+++ DATA PROVIDED

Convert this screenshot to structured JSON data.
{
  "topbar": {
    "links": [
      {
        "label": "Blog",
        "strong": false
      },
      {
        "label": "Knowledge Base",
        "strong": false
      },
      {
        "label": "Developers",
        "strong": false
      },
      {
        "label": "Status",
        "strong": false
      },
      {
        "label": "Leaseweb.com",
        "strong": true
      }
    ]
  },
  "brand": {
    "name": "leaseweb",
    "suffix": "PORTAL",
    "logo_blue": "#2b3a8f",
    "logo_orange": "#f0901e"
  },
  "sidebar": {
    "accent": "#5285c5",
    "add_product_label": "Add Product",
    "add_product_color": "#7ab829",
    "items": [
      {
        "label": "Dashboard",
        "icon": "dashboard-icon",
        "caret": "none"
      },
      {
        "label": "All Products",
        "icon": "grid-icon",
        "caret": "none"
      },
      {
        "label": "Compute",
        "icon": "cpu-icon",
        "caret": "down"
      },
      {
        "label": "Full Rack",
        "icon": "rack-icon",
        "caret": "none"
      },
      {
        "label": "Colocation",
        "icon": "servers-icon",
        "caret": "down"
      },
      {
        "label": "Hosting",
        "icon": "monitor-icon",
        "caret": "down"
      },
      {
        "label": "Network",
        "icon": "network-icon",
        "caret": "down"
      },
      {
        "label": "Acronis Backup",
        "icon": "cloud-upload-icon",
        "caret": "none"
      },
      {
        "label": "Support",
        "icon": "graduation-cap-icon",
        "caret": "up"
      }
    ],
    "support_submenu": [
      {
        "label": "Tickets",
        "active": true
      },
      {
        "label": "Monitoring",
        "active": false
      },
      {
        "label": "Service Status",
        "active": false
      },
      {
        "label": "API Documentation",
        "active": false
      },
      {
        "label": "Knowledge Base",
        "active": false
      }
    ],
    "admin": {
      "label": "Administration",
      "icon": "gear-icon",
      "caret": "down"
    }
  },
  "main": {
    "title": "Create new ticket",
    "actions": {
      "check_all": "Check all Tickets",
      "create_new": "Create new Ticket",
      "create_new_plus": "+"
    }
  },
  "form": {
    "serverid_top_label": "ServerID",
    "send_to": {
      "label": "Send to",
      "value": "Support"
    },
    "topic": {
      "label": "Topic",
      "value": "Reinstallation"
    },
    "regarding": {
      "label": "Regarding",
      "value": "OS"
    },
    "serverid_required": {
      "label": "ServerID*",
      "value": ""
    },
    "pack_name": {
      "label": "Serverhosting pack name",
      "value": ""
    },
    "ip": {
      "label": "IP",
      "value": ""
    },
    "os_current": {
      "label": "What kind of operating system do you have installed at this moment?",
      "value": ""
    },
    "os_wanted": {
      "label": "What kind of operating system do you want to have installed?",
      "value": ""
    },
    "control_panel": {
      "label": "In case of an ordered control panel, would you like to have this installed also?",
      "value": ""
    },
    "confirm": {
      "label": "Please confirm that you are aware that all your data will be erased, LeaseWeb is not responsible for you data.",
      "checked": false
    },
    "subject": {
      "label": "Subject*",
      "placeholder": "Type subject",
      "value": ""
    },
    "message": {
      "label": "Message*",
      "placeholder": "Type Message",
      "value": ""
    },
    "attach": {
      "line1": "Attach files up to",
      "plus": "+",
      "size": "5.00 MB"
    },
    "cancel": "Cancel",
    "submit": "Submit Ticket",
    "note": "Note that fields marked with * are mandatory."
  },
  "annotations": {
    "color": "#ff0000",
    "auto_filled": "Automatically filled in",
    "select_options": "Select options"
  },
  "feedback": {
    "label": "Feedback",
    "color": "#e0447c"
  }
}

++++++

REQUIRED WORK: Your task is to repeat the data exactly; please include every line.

TASK RESPONSE:
Convert this screenshot to structured JSON data.
{
  "topbar": {
    "links": [
      {
        "label": "Blog",
        "strong": false
      },
      {
        "label": "Knowledge Base",
        "strong": false
      },
      {
        "label": "Developers",
        "strong": false
      },
      {
        "label": "Status",
        "strong": false
      },
      {
        "label": "Leaseweb.com",
        "strong": true
      }
    ]
  },
  "brand": {
    "name": "leaseweb",
    "suffix": "PORTAL",
    "logo_blue": "#2b3a8f",
    "logo_orange": "#f0901e"
  },
  "sidebar": {
    "accent": "#5285c5",
    "add_product_label": "Add Product",
    "add_product_color": "#7ab829",
    "items": [
      {
        "label": "Dashboard",
        "icon": "dashboard-icon",
        "caret": "none"
      },
      {
        "label": "All Products",
        "icon": "grid-icon",
        "caret": "none"
      },
      {
        "label": "Compute",
        "icon": "cpu-icon",
        "caret": "down"
      },
      {
        "label": "Full Rack",
        "icon": "rack-icon",
        "caret": "none"
      },
      {
        "label": "Colocation",
        "icon": "servers-icon",
        "caret": "down"
      },
      {
        "label": "Hosting",
        "icon": "monitor-icon",
        "caret": "down"
      },
      {
        "label": "Network",
        "icon": "network-icon",
        "caret": "down"
      },
      {
        "label": "Acronis Backup",
        "icon": "cloud-upload-icon",
        "caret": "none"
      },
      {
        "label": "Support",
        "icon": "graduation-cap-icon",
        "caret": "up"
      }
    ],
    "support_submenu": [
      {
        "label": "Tickets",
        "active": true
      },
      {
        "label": "Monitoring",
        "active": false
      },
      {
        "label": "Service Status",
        "active": false
      },
      {
        "label": "API Documentation",
        "active": false
      },
      {
        "label": "Knowledge Base",
        "active": false
      }
    ],
    "admin": {
      "label": "Administration",
      "icon": "gear-icon",
      "caret": "down"
    }
  },
  "main": {
    "title": "Create new ticket",
    "actions": {
      "check_all": "Check all Tickets",
      "create_new": "Create new Ticket",
      "create_new_plus": "+"
    }
  },
  "form": {
    "serverid_top_label": "ServerID",
    "send_to": {
      "label": "Send to",
      "value": "Support"
    },
    "topic": {
      "label": "Topic",
      "value": "Reinstallation"
    },
    "regarding": {
      "label": "Regarding",
      "value": "OS"
    },
    "serverid_required": {
      "label": "ServerID*",
      "value": ""
    },
    "pack_name": {
      "label": "Serverhosting pack name",
      "value": ""
    },
    "ip": {
      "label": "IP",
      "value": ""
    },
    "os_current": {
      "label": "What kind of operating system do you have installed at this moment?",
      "value": ""
    },
    "os_wanted": {
      "label": "What kind of operating system do you want to have installed?",
      "value": ""
    },
    "control_panel": {
      "label": "In case of an ordered control panel, would you like to have this installed also?",
      "value": ""
    },
    "confirm": {
      "label": "Please confirm that you are aware that all your data will be erased, LeaseWeb is not responsible for you data.",
      "checked": false
    },
    "subject": {
      "label": "Subject*",
      "placeholder": "Type subject",
      "value": ""
    },
    "message": {
      "label": "Message*",
      "placeholder": "Type Message",
      "value": ""
    },
    "attach": {
      "line1": "Attach files up to",
      "plus": "+",
      "size": "5.00 MB"
    },
    "cancel": "Cancel",
    "submit": "Submit Ticket",
    "note": "Note that fields marked with * are mandatory."
  },
  "annotations": {
    "color": "#ff0000",
    "auto_filled": "Automatically filled in",
    "select_options": "Select options"
  },
  "feedback": {
    "label": "Feedback",
    "color": "#e0447c"
  }
}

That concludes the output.